* Data extracts

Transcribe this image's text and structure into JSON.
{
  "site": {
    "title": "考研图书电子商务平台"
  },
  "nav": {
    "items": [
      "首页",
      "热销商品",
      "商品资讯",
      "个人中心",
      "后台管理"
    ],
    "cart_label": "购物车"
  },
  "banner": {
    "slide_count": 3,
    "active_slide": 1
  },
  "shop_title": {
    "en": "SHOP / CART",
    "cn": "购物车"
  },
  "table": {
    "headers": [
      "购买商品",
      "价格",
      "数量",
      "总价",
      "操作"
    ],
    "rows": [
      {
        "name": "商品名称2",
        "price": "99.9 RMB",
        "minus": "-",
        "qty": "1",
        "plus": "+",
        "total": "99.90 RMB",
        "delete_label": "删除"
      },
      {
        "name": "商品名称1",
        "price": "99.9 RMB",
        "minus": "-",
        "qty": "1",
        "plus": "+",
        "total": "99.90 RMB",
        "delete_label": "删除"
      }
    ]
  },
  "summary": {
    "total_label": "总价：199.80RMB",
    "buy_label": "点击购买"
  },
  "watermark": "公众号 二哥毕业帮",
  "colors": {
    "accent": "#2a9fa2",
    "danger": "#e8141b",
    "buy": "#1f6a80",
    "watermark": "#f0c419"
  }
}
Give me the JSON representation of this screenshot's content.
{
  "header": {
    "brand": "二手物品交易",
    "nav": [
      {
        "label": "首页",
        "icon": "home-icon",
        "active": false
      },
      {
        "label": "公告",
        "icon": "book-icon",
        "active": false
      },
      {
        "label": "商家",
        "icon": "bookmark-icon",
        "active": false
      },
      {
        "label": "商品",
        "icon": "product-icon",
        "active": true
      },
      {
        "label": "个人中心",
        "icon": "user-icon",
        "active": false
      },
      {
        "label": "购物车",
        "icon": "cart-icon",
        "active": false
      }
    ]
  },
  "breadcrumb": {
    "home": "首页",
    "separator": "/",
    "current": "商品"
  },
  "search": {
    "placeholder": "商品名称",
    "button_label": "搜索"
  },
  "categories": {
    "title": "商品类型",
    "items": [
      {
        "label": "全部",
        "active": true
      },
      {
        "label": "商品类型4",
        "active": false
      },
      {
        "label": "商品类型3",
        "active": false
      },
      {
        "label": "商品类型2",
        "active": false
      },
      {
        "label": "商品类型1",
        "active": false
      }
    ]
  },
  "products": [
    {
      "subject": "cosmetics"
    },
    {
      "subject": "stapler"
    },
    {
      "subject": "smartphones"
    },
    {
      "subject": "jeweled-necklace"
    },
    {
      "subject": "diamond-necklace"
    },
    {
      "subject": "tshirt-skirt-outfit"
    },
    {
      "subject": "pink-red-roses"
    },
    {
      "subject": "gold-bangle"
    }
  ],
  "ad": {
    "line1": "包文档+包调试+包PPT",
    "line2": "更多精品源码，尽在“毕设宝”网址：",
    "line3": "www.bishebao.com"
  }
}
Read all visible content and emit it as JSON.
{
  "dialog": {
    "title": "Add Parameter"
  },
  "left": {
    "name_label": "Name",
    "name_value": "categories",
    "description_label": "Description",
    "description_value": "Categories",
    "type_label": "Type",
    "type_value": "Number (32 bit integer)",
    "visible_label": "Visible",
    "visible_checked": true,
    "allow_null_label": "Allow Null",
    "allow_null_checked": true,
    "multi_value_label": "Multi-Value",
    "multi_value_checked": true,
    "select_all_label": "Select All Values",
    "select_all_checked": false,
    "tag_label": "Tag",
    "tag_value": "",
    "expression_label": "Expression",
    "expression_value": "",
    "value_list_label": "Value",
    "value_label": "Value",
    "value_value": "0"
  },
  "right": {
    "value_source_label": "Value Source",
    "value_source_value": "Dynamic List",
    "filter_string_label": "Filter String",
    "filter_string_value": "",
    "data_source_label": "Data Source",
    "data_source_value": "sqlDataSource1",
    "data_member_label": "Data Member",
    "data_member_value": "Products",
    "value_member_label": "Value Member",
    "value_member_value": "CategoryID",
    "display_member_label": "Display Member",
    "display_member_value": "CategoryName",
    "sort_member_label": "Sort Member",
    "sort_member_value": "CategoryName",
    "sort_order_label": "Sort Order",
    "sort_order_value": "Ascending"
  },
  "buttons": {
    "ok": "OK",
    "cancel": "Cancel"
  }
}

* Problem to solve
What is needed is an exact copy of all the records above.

* Result of the task
Transcribe this image's text and structure into JSON.
{
  "site": {
    "title": "考研图书电子商务平台"
  },
  "nav": {
    "items": [
      "首页",
      "热销商品",
      "商品资讯",
      "个人中心",
      "后台管理"
    ],
    "cart_label": "购物车"
  },
  "banner": {
    "slide_count": 3,
    "active_slide": 1
  },
  "shop_title": {
    "en": "SHOP / CART",
    "cn": "购物车"
  },
  "table": {
    "headers": [
      "购买商品",
      "价格",
      "数量",
      "总价",
      "操作"
    ],
    "rows": [
      {
        "name": "商品名称2",
        "price": "99.9 RMB",
        "minus": "-",
        "qty": "1",
        "plus": "+",
        "total": "99.90 RMB",
        "delete_label": "删除"
      },
      {
        "name": "商品名称1",
        "price": "99.9 RMB",
        "minus": "-",
        "qty": "1",
        "plus": "+",
        "total": "99.90 RMB",
        "delete_label": "删除"
      }
    ]
  },
  "summary": {
    "total_label": "总价：199.80RMB",
    "buy_label": "点击购买"
  },
  "watermark": "公众号 二哥毕业帮",
  "colors": {
    "accent": "#2a9fa2",
    "danger": "#e8141b",
    "buy": "#1f6a80",
    "watermark": "#f0c419"
  }
}
Give me the JSON representation of this screenshot's content.
{
  "header": {
    "brand": "二手物品交易",
    "nav": [
      {
        "label": "首页",
        "icon": "home-icon",
        "active": false
      },
      {
        "label": "公告",
        "icon": "book-icon",
        "active": false
      },
      {
        "label": "商家",
        "icon": "bookmark-icon",
        "active": false
      },
      {
        "label": "商品",
        "icon": "product-icon",
        "active": true
      },
      {
        "label": "个人中心",
        "icon": "user-icon",
        "active": false
      },
      {
        "label": "购物车",
        "icon": "cart-icon",
        "active": false
      }
    ]
  },
  "breadcrumb": {
    "home": "首页",
    "separator": "/",
    "current": "商品"
  },
  "search": {
    "placeholder": "商品名称",
    "button_label": "搜索"
  },
  "categories": {
    "title": "商品类型",
    "items": [
      {
        "label": "全部",
        "active": true
      },
      {
        "label": "商品类型4",
        "active": false
      },
      {
        "label": "商品类型3",
        "active": false
      },
      {
        "label": "商品类型2",
        "active": false
      },
      {
        "label": "商品类型1",
        "active": false
      }
    ]
  },
  "products": [
    {
      "subject": "cosmetics"
    },
    {
      "subject": "stapler"
    },
    {
      "subject": "smartphones"
    },
    {
      "subject": "jeweled-necklace"
    },
    {
      "subject": "diamond-necklace"
    },
    {
      "subject": "tshirt-skirt-outfit"
    },
    {
      "subject": "pink-red-roses"
    },
    {
      "subject": "gold-bangle"
    }
  ],
  "ad": {
    "line1": "包文档+包调试+包PPT",
    "line2": "更多精品源码，尽在“毕设宝”网址：",
    "line3": "www.bishebao.com"
  }
}
Read all visible content and emit it as JSON.
{
  "dialog": {
    "title": "Add Parameter"
  },
  "left": {
    "name_label": "Name",
    "name_value": "categories",
    "description_label": "Description",
    "description_value": "Categories",
    "type_label": "Type",
    "type_value": "Number (32 bit integer)",
    "visible_label": "Visible",
    "visible_checked": true,
    "allow_null_label": "Allow Null",
    "allow_null_checked": true,
    "multi_value_label": "Multi-Value",
    "multi_value_checked": true,
    "select_all_label": "Select All Values",
    "select_all_checked": false,
    "tag_label": "Tag",
    "tag_value": "",
    "expression_label": "Expression",
    "expression_value": "",
    "value_list_label": "Value",
    "value_label": "Value",
    "value_value": "0"
  },
  "right": {
    "value_source_label": "Value Source",
    "value_source_value": "Dynamic List",
    "filter_string_label": "Filter String",
    "filter_string_value": "",
    "data_source_label": "Data Source",
    "data_source_value": "sqlDataSource1",
    "data_member_label": "Data Member",
    "data_member_value": "Products",
    "value_member_label": "Value Member",
    "value_member_value": "CategoryID",
    "display_member_label": "Display Member",
    "display_member_value": "CategoryName",
    "sort_member_label": "Sort Member",
    "sort_member_value": "CategoryName",
    "sort_order_label": "Sort Order",
    "sort_order_value": "Ascending"
  },
  "buttons": {
    "ok": "OK",
    "cancel": "Cancel"
  }
}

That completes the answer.